I say good for Kevin. The amount of shit he's taken from people online is way greater than it should be, considering the great entertainment that he's given us over nearly twenty years. We've seen his filmmaking grow from a single camera black and white flick with almost no action and all dialogue, to genuine works of greatness, such as Chasing Amy, and now to creating something completely opposite of what people would expect.
Finally I've seen people ripping Kevin for this movie and stating how it's "flopped" because it didn't make his seemingly normal $30 million gross at the box office, and that this somehow means that the movie is trash as well. These people are either intentionally missing the point in an attempt to malign him, or they just are not really knowing what they are talking about.

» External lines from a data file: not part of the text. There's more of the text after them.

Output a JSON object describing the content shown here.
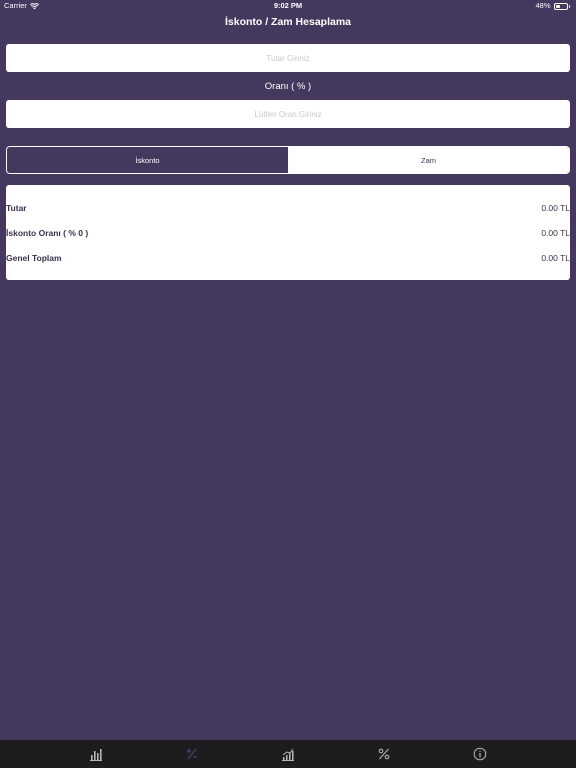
{
  "status_bar": {
    "carrier": "Carrier",
    "time": "9:02 PM",
    "battery": "48%",
    "battery_level": 0.48
  },
  "nav": {
    "title": "İskonto / Zam Hesaplama"
  },
  "form": {
    "amount_placeholder": "Tutar Giriniz",
    "rate_label": "Oranı ( % )",
    "rate_placeholder": "Lütfen Oran Giriniz"
  },
  "segmented": {
    "options": [
      "İskonto",
      "Zam"
    ],
    "selected": "İskonto"
  },
  "results": {
    "rows": [
      {
        "label": "Tutar",
        "value": "0.00 TL"
      },
      {
        "label": "İskonto Oranı ( % 0 )",
        "value": "0.00 TL"
      },
      {
        "label": "Genel Toplam",
        "value": "0.00 TL"
      }
    ]
  },
  "colors": {
    "background": "#45385e",
    "tab_bar": "#1f1c20",
    "tab_icon": "#b5b5b5",
    "tab_icon_active": "#4d4475"
  },
  "tab_bar": {
    "items": [
      {
        "icon": "bar-chart-icon",
        "active": false
      },
      {
        "icon": "plus-minus-icon",
        "active": true
      },
      {
        "icon": "growth-chart-icon",
        "active": false
      },
      {
        "icon": "percent-icon",
        "active": false
      },
      {
        "icon": "info-icon",
        "active": false
      }
    ]
  }
}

The movie was intentionally made outside of the Hollywood machine, so to speak. He financed it all himself, he took it around the country exhibiting it himself in various theaters, while giving Q&A's afterwards, and it was mostly released (intentionally) on VOD. So you can't compare this to any of his other films, or to compare it to the regular way of putting out movies to say whether or not it was a success or failure. They made their money back, and a lot of people seemed to like it.

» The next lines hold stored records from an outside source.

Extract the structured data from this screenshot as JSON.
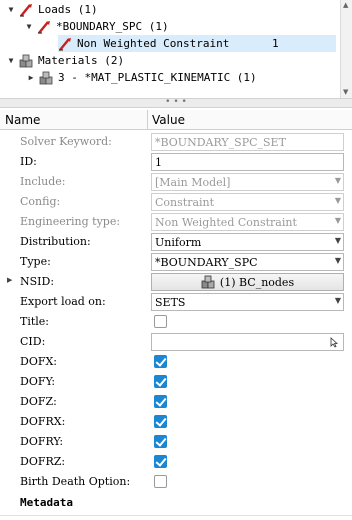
{
  "tree": {
    "items": [
      {
        "label": "Loads (1)",
        "expand": "▼",
        "icon": "load-icon"
      },
      {
        "label": "*BOUNDARY_SPC (1)",
        "expand": "▼",
        "icon": "load-icon"
      },
      {
        "label": "Non Weighted Constraint",
        "count": "1",
        "icon": "load-icon"
      },
      {
        "label": "Materials (2)",
        "expand": "▼",
        "icon": "material-icon"
      },
      {
        "label": "3 - *MAT_PLASTIC_KINEMATIC (1)",
        "expand": "▶",
        "icon": "material-icon"
      }
    ]
  },
  "splitter": {
    "grip": "• • •"
  },
  "grid": {
    "header": {
      "name": "Name",
      "value": "Value"
    },
    "rows": [
      {
        "label": "Solver Keyword:",
        "value": "*BOUNDARY_SPC_SET"
      },
      {
        "label": "ID:",
        "value": "1"
      },
      {
        "label": "Include:",
        "value": "[Main Model]"
      },
      {
        "label": "Config:",
        "value": "Constraint"
      },
      {
        "label": "Engineering type:",
        "value": "Non Weighted Constraint"
      },
      {
        "label": "Distribution:",
        "value": "Uniform"
      },
      {
        "label": "Type:",
        "value": "*BOUNDARY_SPC"
      },
      {
        "label": "NSID:",
        "value": "(1) BC_nodes",
        "expand": "▶"
      },
      {
        "label": "Export load on:",
        "value": "SETS"
      },
      {
        "label": "Title:",
        "checked": false
      },
      {
        "label": "CID:",
        "value": ""
      },
      {
        "label": "DOFX:",
        "checked": true
      },
      {
        "label": "DOFY:",
        "checked": true
      },
      {
        "label": "DOFZ:",
        "checked": true
      },
      {
        "label": "DOFRX:",
        "checked": true
      },
      {
        "label": "DOFRY:",
        "checked": true
      },
      {
        "label": "DOFRZ:",
        "checked": true
      },
      {
        "label": "Birth Death Option:",
        "checked": false
      }
    ],
    "section_metadata": "Metadata"
  },
  "colors": {
    "accent": "#1b86d1",
    "selected_row": "#d9ecfb",
    "load_red": "#c8201e"
  }
}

Which I suppose is what matters the most.
Below are some of Kevin's comments about how the movie WAS a success, despite what some naysayers would tell you.

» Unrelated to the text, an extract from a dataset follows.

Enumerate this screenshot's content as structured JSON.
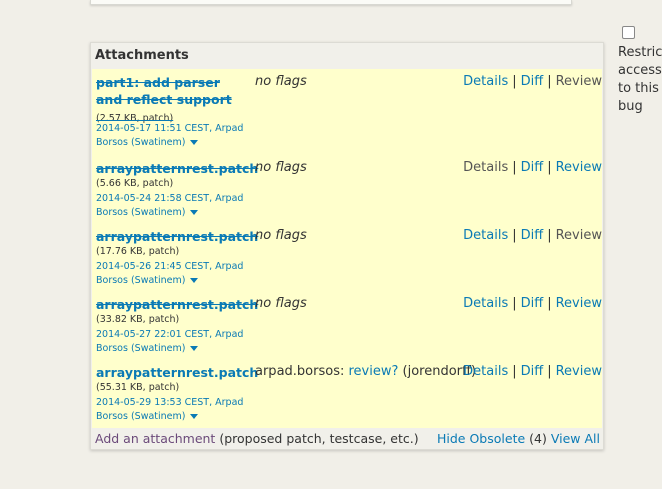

Over the course of the 15 shows of the Red State USA Tour, we made almost one million dollars from ticket and merchandise sales. A few times, we had the highest per screen average in the country. We started out with a record-making show at Radio City Music Hall and went on to average 1100 people per screening. Had we booked ourselves into smaller houses, we could’ve SOLD OUT every show; but being in the larger houses cost us nothing extra.
You take what we made on the tour, you add that to the $1.5mil we’ve pulled in from foreign sales thus far (with a few big territories yet to sell). Add to that $3mil we’re on the verge of closing for all North American distribution rights excluding theatrical (which means VOD/HomeVideo/PayTV/Streaming).
The flick cost $5mil to make, but $4mil after the California tax incentive. One of the only things Jon and I promised the Red State investors in exchange for letting us handle American theatrical distribution ourselves was that their $4mil would be covered as soon as possible – something very few other production entities can promise or even offer. Invest a million dollars in almost any production, and you rarely if ever get your money back within five years, let alone the one year it’s looking like it’s gonna take for our guys to make their money back.
Add up all those figures above and you’ll notice our gains are higher than our spending. And without any dopey marketing figures to have to recoup, once we close the aforementioned deals (which Jonn Sloss & LawCo are working to close as we speak), simple math dictates Red State is in the black – long before any wide release. That’s music to the ears of any investor who only put up their money in September.
Y’know what else is kinda sweet? Those $3million in deals I was talking about? That only materialized because our little movie went out and performed well. See, any idiot can lie and write hyperbolically (and high scholastically) about a movie’s future and its maker’s sanity all they want at 20,000 feet. But in the real world, when movie and maker put asses in seats and money in the bank – all without spending anything on marketing? I don’t know what the technical business term is for it, but I’m pretty sure it’s not “imploding”.
Below you can watch the Red Band Trailer to Red State, which is currently viewable on Amazon's Video on Demand, and will be released on Bluray and DVD on October 19th.